Are they harmless expressions we all engage in? If these fantasies are inside my own head and don’t affect anyone else, what’s the problem with them? As one guy in the group said, “Is it really anybody’s business what I’m thinking?”
These objections, at first glance, might appear to have some validity to them. But I challenged the men with some of these objections: What if my “private” fantasy includes having sex with your eight-year-old daughter? If you knew that was what I was thinking, you probably wouldn’t be too happy to hear I was teaching your daughter’s Sunday school class next week. Yet we still stick up for ourselves and plead “sanctuary” when it comes to our thought lives.
Don’t get me wrong. I’m not pleading a case to hear all that’s going on in that head of yours! But it’s also not a “no man’s land” either. Our thought lives are a reflection of what is going on in our hearts; our thought lives are a door to examining the desires that drive our emotions and behavior. Leave that door unopened to anyone else, and it can lead any one of us down some very dark paths. If we want to find freedom from the enslaving sexual desires that entrap us, then we must be willing to allow others to challenge us at the level of our thoughts and fantasies.

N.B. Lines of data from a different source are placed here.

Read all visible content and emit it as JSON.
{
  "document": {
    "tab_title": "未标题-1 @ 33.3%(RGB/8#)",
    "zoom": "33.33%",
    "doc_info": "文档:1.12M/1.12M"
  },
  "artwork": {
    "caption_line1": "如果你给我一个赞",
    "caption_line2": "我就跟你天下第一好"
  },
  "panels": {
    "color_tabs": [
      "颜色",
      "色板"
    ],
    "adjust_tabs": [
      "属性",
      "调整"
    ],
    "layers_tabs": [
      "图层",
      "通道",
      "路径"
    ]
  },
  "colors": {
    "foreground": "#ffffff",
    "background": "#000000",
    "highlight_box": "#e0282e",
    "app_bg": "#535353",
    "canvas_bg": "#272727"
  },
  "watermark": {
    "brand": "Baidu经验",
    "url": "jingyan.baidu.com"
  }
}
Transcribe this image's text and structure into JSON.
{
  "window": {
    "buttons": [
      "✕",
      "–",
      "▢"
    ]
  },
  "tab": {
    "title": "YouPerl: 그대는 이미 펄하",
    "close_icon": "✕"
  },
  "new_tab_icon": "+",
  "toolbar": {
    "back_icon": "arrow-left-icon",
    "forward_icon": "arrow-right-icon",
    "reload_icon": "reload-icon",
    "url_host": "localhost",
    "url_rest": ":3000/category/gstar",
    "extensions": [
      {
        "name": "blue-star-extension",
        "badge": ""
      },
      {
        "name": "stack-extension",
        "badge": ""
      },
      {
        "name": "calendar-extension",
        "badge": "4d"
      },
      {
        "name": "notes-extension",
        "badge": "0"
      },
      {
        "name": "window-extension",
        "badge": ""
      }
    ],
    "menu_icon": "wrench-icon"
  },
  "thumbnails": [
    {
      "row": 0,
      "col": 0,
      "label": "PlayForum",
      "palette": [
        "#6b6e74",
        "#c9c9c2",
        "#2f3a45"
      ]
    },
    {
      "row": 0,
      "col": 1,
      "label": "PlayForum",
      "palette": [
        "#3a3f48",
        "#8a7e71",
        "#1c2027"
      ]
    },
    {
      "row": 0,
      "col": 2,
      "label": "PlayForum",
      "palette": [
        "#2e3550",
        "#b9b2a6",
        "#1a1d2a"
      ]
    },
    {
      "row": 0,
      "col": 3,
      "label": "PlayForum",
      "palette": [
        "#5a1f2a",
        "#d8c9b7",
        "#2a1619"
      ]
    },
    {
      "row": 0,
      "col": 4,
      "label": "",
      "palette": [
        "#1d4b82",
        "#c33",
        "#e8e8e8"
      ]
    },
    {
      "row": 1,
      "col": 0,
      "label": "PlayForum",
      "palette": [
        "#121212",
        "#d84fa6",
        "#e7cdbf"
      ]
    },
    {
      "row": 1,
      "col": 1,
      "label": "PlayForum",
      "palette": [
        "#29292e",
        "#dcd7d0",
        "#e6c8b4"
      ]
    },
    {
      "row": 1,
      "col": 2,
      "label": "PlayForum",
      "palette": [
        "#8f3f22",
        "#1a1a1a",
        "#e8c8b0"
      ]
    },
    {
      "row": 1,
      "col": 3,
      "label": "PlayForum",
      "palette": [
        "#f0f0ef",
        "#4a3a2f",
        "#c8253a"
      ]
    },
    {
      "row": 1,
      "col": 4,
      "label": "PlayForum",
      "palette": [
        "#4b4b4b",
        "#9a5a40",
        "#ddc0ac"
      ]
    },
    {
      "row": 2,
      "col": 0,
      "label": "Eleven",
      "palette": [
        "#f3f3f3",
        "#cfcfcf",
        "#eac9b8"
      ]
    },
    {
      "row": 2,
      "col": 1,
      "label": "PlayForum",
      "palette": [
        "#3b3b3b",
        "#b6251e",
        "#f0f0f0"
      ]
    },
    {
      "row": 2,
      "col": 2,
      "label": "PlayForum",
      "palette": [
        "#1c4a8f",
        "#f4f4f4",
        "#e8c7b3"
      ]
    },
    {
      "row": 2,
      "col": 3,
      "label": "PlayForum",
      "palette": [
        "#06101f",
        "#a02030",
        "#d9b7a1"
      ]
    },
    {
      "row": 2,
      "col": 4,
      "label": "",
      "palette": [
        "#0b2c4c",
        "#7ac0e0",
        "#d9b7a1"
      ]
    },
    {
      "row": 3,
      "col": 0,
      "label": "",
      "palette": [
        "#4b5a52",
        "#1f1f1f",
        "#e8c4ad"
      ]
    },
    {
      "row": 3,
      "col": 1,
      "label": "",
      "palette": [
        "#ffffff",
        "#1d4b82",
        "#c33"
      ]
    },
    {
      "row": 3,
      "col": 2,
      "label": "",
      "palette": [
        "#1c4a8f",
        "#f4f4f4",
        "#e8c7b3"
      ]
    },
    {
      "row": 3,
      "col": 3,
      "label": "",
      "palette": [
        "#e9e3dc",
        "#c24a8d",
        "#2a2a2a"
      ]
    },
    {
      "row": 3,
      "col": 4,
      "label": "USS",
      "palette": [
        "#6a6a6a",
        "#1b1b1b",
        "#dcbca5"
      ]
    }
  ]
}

So, what’s going on in our sexual fantasies? I believe, if we’re honest with ourselves, that these secret fantasies represent a place where we find ourselves in control. We live in a world that is largely out of our control, one that frequently seems to be against us. Our fantasy lives are a desperate attempt to carve out a little spot in this world where something works out our way—finally! I know that’s a major issue in my life.
Many men, for example, will ask me if it’s okay to fantasize about their wives. I’ll ask if their wives are built different in their fantasies. But most would respond that it’s more about their wives doing things in their fantasies that they wouldn’t do in real life. Does this sound okay to you? Better still, ask your wife if it sounds okay to her.
Fantasy lives always intrude upon real life, somewhere, somehow. They aren’t harmless; they affect the way we think about or even relate to others in our lives. I know I need God to speak to that part of my heart with authority and grace. I know he does speak to that place. He does so through the words of his people, to those I’ve opened up my heart to, allowing them to challenge my illusions of self-importance.
So what’s going on in my sexual fantasies? A whole lot of me that needs replacing by a whole lot of submitting to the reality of what God is really doing in my life.
What about you? What do your fantasies reveal about your heart? What do you need to do with them?